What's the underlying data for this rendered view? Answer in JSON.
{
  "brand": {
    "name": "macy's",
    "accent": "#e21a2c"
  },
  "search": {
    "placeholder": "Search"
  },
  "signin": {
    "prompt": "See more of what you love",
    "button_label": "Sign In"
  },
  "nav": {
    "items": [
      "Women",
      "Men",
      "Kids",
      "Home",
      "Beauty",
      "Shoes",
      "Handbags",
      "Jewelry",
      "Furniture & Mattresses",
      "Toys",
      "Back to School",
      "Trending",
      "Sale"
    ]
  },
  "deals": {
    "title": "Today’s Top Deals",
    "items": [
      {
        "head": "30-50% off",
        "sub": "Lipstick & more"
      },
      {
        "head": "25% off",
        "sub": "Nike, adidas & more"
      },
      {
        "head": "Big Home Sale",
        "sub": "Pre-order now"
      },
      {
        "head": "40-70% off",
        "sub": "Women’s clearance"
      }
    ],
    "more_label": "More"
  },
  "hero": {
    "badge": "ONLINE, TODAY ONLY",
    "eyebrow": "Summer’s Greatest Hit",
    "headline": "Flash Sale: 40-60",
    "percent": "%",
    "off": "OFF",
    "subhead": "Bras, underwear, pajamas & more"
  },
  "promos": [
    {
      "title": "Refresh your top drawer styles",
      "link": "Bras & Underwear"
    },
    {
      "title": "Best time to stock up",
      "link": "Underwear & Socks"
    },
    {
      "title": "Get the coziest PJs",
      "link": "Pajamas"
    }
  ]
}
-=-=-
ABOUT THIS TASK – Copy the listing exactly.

SOLUTION BELOW –
What's the underlying data for this rendered view? Answer in JSON.
{
  "brand": {
    "name": "macy's",
    "accent": "#e21a2c"
  },
  "search": {
    "placeholder": "Search"
  },
  "signin": {
    "prompt": "See more of what you love",
    "button_label": "Sign In"
  },
  "nav": {
    "items": [
      "Women",
      "Men",
      "Kids",
      "Home",
      "Beauty",
      "Shoes",
      "Handbags",
      "Jewelry",
      "Furniture & Mattresses",
      "Toys",
      "Back to School",
      "Trending",
      "Sale"
    ]
  },
  "deals": {
    "title": "Today’s Top Deals",
    "items": [
      {
        "head": "30-50% off",
        "sub": "Lipstick & more"
      },
      {
        "head": "25% off",
        "sub": "Nike, adidas & more"
      },
      {
        "head": "Big Home Sale",
        "sub": "Pre-order now"
      },
      {
        "head": "40-70% off",
        "sub": "Women’s clearance"
      }
    ],
    "more_label": "More"
  },
  "hero": {
    "badge": "ONLINE, TODAY ONLY",
    "eyebrow": "Summer’s Greatest Hit",
    "headline": "Flash Sale: 40-60",
    "percent": "%",
    "off": "OFF",
    "subhead": "Bras, underwear, pajamas & more"
  },
  "promos": [
    {
      "title": "Refresh your top drawer styles",
      "link": "Bras & Underwear"
    },
    {
      "title": "Best time to stock up",
      "link": "Underwear & Socks"
    },
    {
      "title": "Get the coziest PJs",
      "link": "Pajamas"
    }
  ]
}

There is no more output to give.